**Task details**
Copy, from the entries below, each line in which the string "screenshot" appears.

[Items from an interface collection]
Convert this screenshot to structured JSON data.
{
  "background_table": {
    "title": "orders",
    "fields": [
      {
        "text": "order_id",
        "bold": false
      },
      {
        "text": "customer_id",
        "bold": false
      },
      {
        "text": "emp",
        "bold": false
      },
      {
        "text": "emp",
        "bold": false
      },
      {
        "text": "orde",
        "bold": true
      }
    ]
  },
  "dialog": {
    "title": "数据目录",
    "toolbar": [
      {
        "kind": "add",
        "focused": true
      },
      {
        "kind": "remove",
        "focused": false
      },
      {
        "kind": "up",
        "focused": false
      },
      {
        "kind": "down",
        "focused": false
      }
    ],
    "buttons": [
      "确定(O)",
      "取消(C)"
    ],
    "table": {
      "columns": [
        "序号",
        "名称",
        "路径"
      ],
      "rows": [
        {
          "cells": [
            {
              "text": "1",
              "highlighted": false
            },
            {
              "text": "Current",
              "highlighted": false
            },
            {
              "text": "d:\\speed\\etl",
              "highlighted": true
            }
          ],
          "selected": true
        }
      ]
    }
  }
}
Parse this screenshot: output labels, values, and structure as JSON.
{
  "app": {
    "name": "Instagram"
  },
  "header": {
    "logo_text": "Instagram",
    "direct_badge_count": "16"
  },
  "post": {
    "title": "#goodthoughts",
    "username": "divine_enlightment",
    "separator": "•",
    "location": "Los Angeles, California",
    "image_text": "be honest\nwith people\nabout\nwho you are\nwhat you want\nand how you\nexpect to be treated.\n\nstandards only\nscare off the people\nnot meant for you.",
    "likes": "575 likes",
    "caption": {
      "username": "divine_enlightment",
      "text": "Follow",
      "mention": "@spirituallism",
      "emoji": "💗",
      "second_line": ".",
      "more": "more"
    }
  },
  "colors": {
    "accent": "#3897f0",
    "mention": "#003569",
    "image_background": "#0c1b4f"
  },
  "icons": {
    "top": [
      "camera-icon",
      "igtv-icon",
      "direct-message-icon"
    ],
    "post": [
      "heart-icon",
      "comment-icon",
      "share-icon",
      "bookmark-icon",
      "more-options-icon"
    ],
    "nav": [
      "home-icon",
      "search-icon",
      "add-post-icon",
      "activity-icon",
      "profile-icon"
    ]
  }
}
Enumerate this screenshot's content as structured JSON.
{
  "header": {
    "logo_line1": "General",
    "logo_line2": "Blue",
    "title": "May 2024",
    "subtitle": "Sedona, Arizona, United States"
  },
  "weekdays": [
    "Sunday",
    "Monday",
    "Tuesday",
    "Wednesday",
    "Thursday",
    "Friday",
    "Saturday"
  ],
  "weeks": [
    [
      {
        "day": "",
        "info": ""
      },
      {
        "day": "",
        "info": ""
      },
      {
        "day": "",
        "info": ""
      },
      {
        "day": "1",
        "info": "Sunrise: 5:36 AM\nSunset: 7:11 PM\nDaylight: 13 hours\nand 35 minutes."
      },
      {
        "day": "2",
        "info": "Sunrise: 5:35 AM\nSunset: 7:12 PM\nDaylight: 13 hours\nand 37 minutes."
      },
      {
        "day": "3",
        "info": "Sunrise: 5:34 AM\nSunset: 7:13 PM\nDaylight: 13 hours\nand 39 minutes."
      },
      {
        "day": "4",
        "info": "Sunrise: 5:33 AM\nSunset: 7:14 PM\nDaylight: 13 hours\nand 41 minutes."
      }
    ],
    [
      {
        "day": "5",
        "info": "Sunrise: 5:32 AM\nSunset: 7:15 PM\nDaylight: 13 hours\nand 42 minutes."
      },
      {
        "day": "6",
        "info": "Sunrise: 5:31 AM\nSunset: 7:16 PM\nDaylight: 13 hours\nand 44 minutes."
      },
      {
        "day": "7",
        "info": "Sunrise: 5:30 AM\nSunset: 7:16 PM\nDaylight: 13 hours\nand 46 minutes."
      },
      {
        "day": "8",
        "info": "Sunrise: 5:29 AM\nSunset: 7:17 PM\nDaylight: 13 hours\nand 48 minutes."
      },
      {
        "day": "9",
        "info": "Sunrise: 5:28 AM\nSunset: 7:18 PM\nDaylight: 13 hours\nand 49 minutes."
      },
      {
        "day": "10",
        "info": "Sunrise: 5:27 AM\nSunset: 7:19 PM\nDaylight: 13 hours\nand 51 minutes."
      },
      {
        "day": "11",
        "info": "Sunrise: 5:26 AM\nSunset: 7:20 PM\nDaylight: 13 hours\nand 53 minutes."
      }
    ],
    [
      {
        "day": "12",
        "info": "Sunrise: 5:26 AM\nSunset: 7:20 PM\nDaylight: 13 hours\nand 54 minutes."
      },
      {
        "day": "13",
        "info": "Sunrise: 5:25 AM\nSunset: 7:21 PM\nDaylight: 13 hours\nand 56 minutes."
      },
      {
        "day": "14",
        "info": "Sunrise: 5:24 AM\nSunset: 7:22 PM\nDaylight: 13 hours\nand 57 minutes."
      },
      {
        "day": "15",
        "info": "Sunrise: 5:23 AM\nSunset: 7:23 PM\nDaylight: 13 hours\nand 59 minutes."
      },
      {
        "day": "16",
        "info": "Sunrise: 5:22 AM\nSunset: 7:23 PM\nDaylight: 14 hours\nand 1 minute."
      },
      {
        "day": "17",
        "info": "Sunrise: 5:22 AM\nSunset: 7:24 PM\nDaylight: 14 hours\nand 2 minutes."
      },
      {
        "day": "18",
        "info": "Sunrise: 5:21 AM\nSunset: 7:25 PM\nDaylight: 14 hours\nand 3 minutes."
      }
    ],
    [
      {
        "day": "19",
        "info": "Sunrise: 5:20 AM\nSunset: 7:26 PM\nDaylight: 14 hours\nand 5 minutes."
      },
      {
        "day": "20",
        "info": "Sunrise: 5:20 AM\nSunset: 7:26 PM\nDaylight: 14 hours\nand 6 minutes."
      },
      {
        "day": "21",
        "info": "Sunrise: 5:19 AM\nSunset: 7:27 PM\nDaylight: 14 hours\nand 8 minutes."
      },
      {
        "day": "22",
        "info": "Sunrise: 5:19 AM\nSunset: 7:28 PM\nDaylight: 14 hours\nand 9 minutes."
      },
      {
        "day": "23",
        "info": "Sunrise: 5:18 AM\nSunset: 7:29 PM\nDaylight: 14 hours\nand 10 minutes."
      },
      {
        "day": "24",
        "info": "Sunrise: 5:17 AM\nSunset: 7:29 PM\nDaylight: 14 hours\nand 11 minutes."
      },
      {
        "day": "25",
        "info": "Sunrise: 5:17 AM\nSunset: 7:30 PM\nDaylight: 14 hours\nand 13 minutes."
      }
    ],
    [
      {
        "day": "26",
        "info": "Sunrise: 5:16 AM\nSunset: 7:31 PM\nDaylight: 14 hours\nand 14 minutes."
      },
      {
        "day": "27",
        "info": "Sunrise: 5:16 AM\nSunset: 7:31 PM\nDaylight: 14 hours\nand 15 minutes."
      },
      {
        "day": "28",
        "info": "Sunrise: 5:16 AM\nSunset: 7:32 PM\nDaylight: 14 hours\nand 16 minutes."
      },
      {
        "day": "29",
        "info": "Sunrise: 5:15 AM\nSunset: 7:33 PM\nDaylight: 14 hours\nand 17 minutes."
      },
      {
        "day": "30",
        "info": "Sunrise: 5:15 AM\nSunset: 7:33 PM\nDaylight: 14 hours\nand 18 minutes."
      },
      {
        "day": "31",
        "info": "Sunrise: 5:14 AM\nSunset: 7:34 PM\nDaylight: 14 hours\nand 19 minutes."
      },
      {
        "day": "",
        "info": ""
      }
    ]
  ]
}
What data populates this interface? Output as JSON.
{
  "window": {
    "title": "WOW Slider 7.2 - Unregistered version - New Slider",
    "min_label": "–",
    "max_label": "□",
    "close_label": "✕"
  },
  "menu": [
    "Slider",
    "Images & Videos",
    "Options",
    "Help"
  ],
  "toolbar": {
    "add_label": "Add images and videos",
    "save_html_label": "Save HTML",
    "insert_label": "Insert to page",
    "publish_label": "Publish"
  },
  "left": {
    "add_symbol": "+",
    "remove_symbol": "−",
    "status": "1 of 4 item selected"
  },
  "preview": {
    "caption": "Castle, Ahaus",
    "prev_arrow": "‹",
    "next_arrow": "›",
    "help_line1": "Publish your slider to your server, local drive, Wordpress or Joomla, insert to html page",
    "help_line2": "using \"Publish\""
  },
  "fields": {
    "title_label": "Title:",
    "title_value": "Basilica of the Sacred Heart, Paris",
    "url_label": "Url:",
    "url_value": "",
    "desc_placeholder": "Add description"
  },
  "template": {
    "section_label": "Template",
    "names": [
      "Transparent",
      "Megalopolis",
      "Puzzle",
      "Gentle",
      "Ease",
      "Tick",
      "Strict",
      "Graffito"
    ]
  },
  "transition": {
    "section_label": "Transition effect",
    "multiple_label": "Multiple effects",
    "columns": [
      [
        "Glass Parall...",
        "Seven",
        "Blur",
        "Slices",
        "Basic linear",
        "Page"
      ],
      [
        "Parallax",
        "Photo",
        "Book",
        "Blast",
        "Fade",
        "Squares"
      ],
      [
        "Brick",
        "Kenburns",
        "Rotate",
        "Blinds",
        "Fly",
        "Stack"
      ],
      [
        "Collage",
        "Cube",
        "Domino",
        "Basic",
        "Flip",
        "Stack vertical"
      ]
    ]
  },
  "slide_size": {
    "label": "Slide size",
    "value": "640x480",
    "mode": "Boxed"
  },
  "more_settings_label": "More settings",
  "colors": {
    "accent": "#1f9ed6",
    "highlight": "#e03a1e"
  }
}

**Worked solution**
Convert this screenshot to structured JSON data.
Parse this screenshot: output labels, values, and structure as JSON.
Enumerate this screenshot's content as structured JSON.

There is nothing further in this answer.